95,000 barrels of oil
Moreover, last May, the public oil company stepped up to block the operation. The Nigerian National Petroleum Corporation (NNPC), which operates the assets in question through a joint venture with ExxonMobil, wants to get its hands on the four licenses concerned and thus boost its production by around 95,000 additional barrels of oil per day.

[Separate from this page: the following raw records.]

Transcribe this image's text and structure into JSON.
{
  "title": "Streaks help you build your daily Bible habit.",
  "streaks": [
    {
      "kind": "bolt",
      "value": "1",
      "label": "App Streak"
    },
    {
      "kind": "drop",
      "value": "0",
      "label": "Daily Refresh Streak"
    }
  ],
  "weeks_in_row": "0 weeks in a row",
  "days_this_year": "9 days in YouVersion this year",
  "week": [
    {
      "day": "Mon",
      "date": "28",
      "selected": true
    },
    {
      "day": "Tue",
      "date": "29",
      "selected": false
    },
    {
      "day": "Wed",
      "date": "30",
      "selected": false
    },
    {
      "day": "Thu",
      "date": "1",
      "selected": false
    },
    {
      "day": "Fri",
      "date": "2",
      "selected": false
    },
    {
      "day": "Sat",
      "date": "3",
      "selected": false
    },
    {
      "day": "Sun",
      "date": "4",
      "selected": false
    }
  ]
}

The controversial $1.28 billion transaction involves related infrastructure, 40% operating interests in concessions 67, 68, 70 and 104 and 51% of the Bonny River Terminal. If the management of the private Nigerian oil and gas company, Seplat Energy, was counting on entry into operation in the second half of 2022, the soap opera of the acquisition of Mobil Producing Nigeria Unlimited (MPNU), a subsidiary of ExxonMobil, seems to have gone pour last.